What is needed is each line of the data below that holds the string "VOLUNTEERS".

(Beginning of Data supplied)

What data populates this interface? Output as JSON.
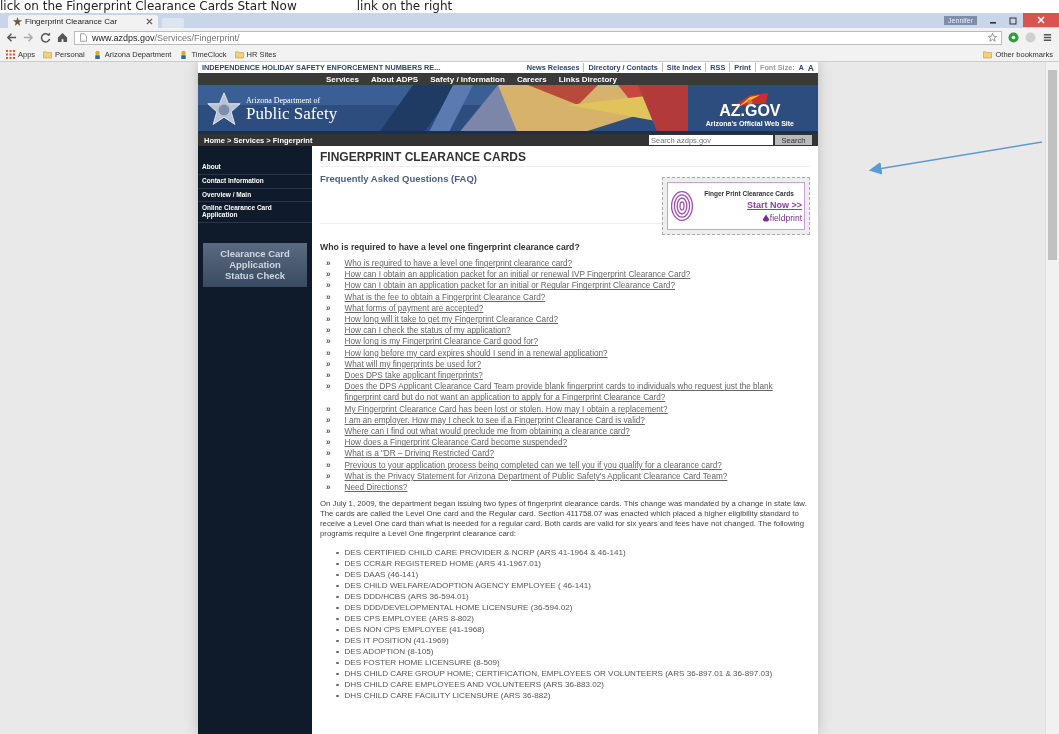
{
  "caption": [
    "lick on the Fingerprint Clearance Cards Start Now",
    "link on the right"
  ],
  "browser": {
    "tab_title": "Fingerprint Clearance Car",
    "url_host": "www.azdps.gov",
    "url_path": "/Services/Fingerprint/",
    "user": "Jennifer",
    "bookmarks": [
      {
        "kind": "apps",
        "label": "Apps"
      },
      {
        "kind": "folder",
        "label": "Personal"
      },
      {
        "kind": "site",
        "label": "Arizona Department"
      },
      {
        "kind": "site",
        "label": "TimeClock"
      },
      {
        "kind": "folder",
        "label": "HR Sites"
      }
    ],
    "other_bookmarks": "Other bookmarks"
  },
  "site": {
    "alert": "INDEPENDENCE HOLIDAY SAFETY ENFORCEMENT NUMBERS RE...",
    "utility_links": [
      "News Releases",
      "Directory / Contacts",
      "Site Index",
      "RSS",
      "Print"
    ],
    "font_size_label": "Font Size:",
    "font_small": "A",
    "font_large": "A",
    "nav": [
      "Services",
      "About ADPS",
      "Safety / Information",
      "Careers",
      "Links Directory"
    ],
    "logo_line1": "Arizona Department of",
    "logo_line2": "Public Safety",
    "azgov": "AZ.GOV",
    "azgov_tagline": "Arizona's Official Web Site",
    "breadcrumb": "Home > Services > Fingerprint",
    "search": {
      "placeholder": "Search azdps.gov"
    },
    "search_button": "Search"
  },
  "sidebar": {
    "items": [
      "About",
      "Contact Information",
      "Overview / Main",
      "Online Clearance Card Application"
    ],
    "status_button": "Clearance Card Application Status Check"
  },
  "main": {
    "title": "FINGERPRINT CLEARANCE CARDS",
    "subtitle": "Frequently Asked Questions (FAQ)",
    "ad": {
      "title": "Finger Print Clearance Cards",
      "cta": "Start Now >>",
      "brand": "fieldprint"
    },
    "question": "Who is required to have a level one fingerprint clearance card?",
    "bullet": "»",
    "faq": [
      "Who is required to have a level one fingerprint clearance card?",
      "How can I obtain an application packet for an initial or renewal IVP Fingerprint Clearance Card?",
      "How can I obtain an application packet for an initial or Regular Fingerprint Clearance Card?",
      "What is the fee to obtain a Fingerprint Clearance Card?",
      "What forms of payment are accepted?",
      "How long will it take to get my Fingerprint Clearance Card?",
      "How can I check the status of my application?",
      "How long is my Fingerprint Clearance Card good for?",
      "How long before my card expires should I send in a renewal application?",
      "What will my fingerprints be used for?",
      "Does DPS take applicant fingerprints?",
      "Does the DPS Applicant Clearance Card Team provide blank fingerprint cards to individuals who request just the blank fingerprint card but do not want an application to apply for a Fingerprint Clearance Card?",
      "My Fingerprint Clearance Card has been lost or stolen. How may I obtain a replacement?",
      "I am an employer. How may I check to see if a Fingerprint Clearance Card is valid?",
      "Where can I find out what would preclude me from obtaining a clearance card?",
      "How does a Fingerprint Clearance Card become suspended?",
      "What is a \"DR – Driving Restricted Card?",
      "Previous to your application process being completed can we tell you if you qualify for a clearance card?",
      "What is the Privacy Statement for Arizona Department of Public Safety's Applicant Clearance Card Team?",
      "Need Directions?"
    ],
    "paragraph": "On July 1, 2009, the department began issuing two types of fingerprint clearance cards.  This change was mandated by a change in state law.  The cards are called the Level One card and the Regular card.  Section 411758.07 was enacted which placed a higher eligibility standard to receive a Level One card than what is needed for a regular card.  Both cards are valid for six years and fees have not changed. The following programs require a Level One fingerprint clearance card:",
    "programs": [
      "DES CERTIFIED CHILD CARE PROVIDER & NCRP (ARS 41-1964 & 46-141)",
      "DES CCR&R REGISTERED HOME (ARS 41-1967.01)",
      "DES DAAS (46-141)",
      "DES CHILD WELFARE/ADOPTION AGENCY EMPLOYEE ( 46-141)",
      "DES DDD/HCBS (ARS 36-594.01)",
      "DES DDD/DEVELOPMENTAL HOME LICENSURE (36-594.02)",
      "DES CPS EMPLOYEE (ARS 8-802)",
      "DES NON CPS EMPLOYEE (41-1968)",
      "DES IT POSITION (41-1969)",
      "DES ADOPTION (8-105)",
      "DES FOSTER HOME LICENSURE (8-509)",
      "DHS CHILD CARE GROUP HOME; CERTIFICATION, EMPLOYEES OR VOLUNTEERS (ARS 36-897.01 & 36-897.03)",
      "DHS CHILD CARE EMPLOYEES AND VOLUNTEERS (ARS 36-883.02)",
      "DHS CHILD CARE FACILITY LICENSURE (ARS 36-882)"
    ]
  }
}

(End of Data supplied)

Written answer:
      "DHS CHILD CARE GROUP HOME; CERTIFICATION, EMPLOYEES OR VOLUNTEERS (ARS 36-897.01 & 36-897.03)",
      "DHS CHILD CARE EMPLOYEES AND VOLUNTEERS (ARS 36-883.02)",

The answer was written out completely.